Organelles that are not membrane-bound yet perform specific tasks are known as non-membrane-bound organelles. Ribosomes, spliceosomes, vaults, proteasomes, DNA polymerase III holoenzyme, RNA polymerase II holoenzyme, photosystem I, ATP synthase, nucleosomes, centrioles, microtubule-organizing centres, cytoskeleton, flagellum, nucleolus, stress granules, and others are examples of non-membrane-bound organ

Cell Organelle Function

Each of the organelles has a particular function.

Nucleus: It is responsible for preserving DNA integrity and managing cellular functions such as metabolism, growth, and reproduction.

Mitochondrion: Through the process of cellular respiration, it is responsible for producing the majority of the cell’s adenosine triphosphate supply.

Plastids: Food storage and photosynthesis are two functions of this organ.

Endoplasmic Reticulum: Protein and lipid synthesis, glucose metabolism, calcium concentration, drug detoxification, receptor attachment to cell membrane proteins, and intracellular transport are all involved.

Golgi Apparatus: Glycosylation, packaging of molecules for secretion, lipid transport throughout the cell, and the formation of lysosomes are all functions of this protein.

Lysosomes: In particular, for digestion and the elimination of extra or worn-out organelles, food particles, and ingested viruses or germs.

Vacuole: Structure support, intracellular secretion, excretion, storage, and digesting are all functions of this protein.

Ribosome: Protein synthesis takes place here.

Nucleosome: The chromatin’s fundamental structural unit.

Centriole: Involved in the nuclear division process.

Cytoskeleton: It controls cell shape, maintains intracellular structure, and regulates cell mobility.

Cell Organelle Pathology

Nuclear genetic material is stored in the nucleus.

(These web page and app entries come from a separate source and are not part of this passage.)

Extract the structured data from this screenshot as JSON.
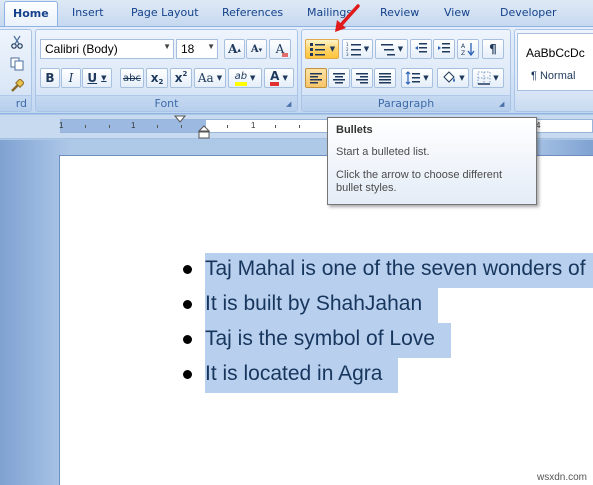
{
  "tabs": [
    {
      "label": "Home",
      "active": true
    },
    {
      "label": "Insert"
    },
    {
      "label": "Page Layout"
    },
    {
      "label": "References"
    },
    {
      "label": "Mailings"
    },
    {
      "label": "Review"
    },
    {
      "label": "View"
    },
    {
      "label": "Developer"
    }
  ],
  "clipboard": {
    "label": "rd"
  },
  "font": {
    "label": "Font",
    "name": "Calibri (Body)",
    "size": "18",
    "grow": "A",
    "shrink": "A",
    "clear": "A",
    "bold": "B",
    "italic": "I",
    "underline": "U",
    "strike": "abc",
    "subscript": "x",
    "superscript": "x",
    "change_case": "Aa",
    "highlight": "ab",
    "font_color": "A"
  },
  "paragraph": {
    "label": "Paragraph",
    "pilcrow": "¶"
  },
  "styles": {
    "preview": "AaBbCcDc",
    "name": "¶ Normal"
  },
  "ruler": {
    "numbers": [
      "1",
      "1",
      "1",
      "2",
      "3",
      "4"
    ]
  },
  "tooltip": {
    "title": "Bullets",
    "line1": "Start a bulleted list.",
    "line2": "Click the arrow to choose different",
    "line3": "bullet styles."
  },
  "document": {
    "items": [
      "Taj Mahal is  one of the seven wonders of",
      "It is built by ShahJahan",
      "Taj is the symbol of Love",
      "It is located in Agra"
    ]
  },
  "watermark": "wsxdn.com",
  "colors": {
    "accent": "#ffc43a",
    "selection": "#b8cfee",
    "text": "#17365d"
  }
}
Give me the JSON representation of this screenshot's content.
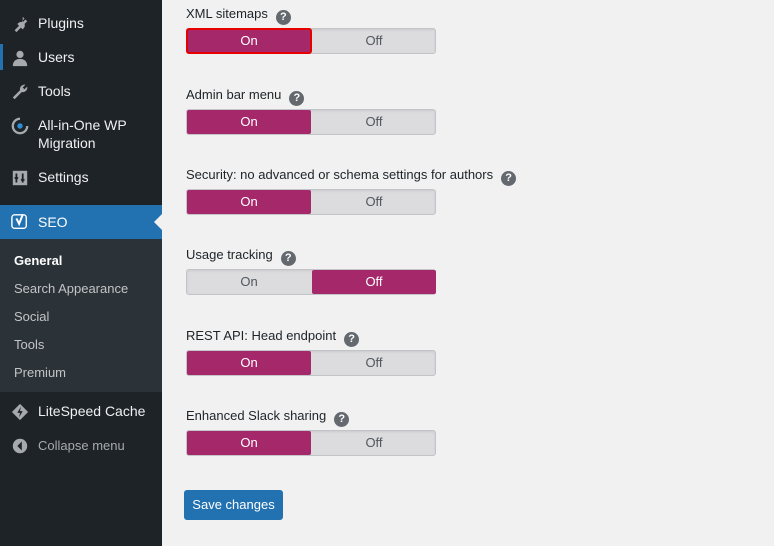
{
  "sidebar": {
    "items": [
      {
        "label": "Plugins",
        "icon": "plugin-icon"
      },
      {
        "label": "Users",
        "icon": "users-icon"
      },
      {
        "label": "Tools",
        "icon": "wrench-icon"
      },
      {
        "label_line1": "All-in-One WP",
        "label_line2": "Migration",
        "icon": "migration-icon"
      },
      {
        "label": "Settings",
        "icon": "settings-icon"
      },
      {
        "label": "SEO",
        "icon": "yoast-icon"
      },
      {
        "label": "LiteSpeed Cache",
        "icon": "litespeed-icon"
      },
      {
        "label": "Collapse menu",
        "icon": "collapse-icon"
      }
    ],
    "seo_submenu": [
      "General",
      "Search Appearance",
      "Social",
      "Tools",
      "Premium"
    ],
    "current_submenu": "General"
  },
  "help_glyph": "?",
  "settings": [
    {
      "label": "XML sitemaps",
      "on": "On",
      "off": "Off",
      "value": "on"
    },
    {
      "label": "Admin bar menu",
      "on": "On",
      "off": "Off",
      "value": "on"
    },
    {
      "label": "Security: no advanced or schema settings for authors",
      "on": "On",
      "off": "Off",
      "value": "on"
    },
    {
      "label": "Usage tracking",
      "on": "On",
      "off": "Off",
      "value": "off"
    },
    {
      "label": "REST API: Head endpoint",
      "on": "On",
      "off": "Off",
      "value": "on"
    },
    {
      "label": "Enhanced Slack sharing",
      "on": "On",
      "off": "Off",
      "value": "on"
    }
  ],
  "save_label": "Save changes",
  "colors": {
    "accent": "#a4286a",
    "admin_blue": "#2271b1",
    "sidebar_bg": "#1d2327",
    "highlight": "#e60000"
  }
}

Mutations in genes or chromosomes can have negative consequences or cause genetic diseases. Mutations in the mitochondria and chloroplasts’ extranuclear genetic material might also cause unhealthy or dysfunctional situations.

Lysosomal storage disease is a metabolic disorder caused by a malfunction in lysosomal function that results in an abnormal buildup of harmful chemicals in the cell. Lysosomal storage disorders are passed down through generations. The malfunctioning lysosomal enzyme is caused by a mutation in a specific faulty gene.

The nucleus is where genetic material is stored. Gene or chromosomal mutations can have severe repercussions or lead to genetic disorders. Mutations in the extranuclear genetic material of mitochondria and chloroplasts may potentially result in harmful or dysfunctional conditions.

A failure in lysosomal function causes an abnormal accumulation of toxic substances in the cell, resulting in lysosomal storage disease. Storage abnormalities of the lysosome are handed down through the generations. A mutation in a specific defective gene causes the lysosomal enzyme to fail.

Cell Organelle Citations


Similar Post:

Leave a Reply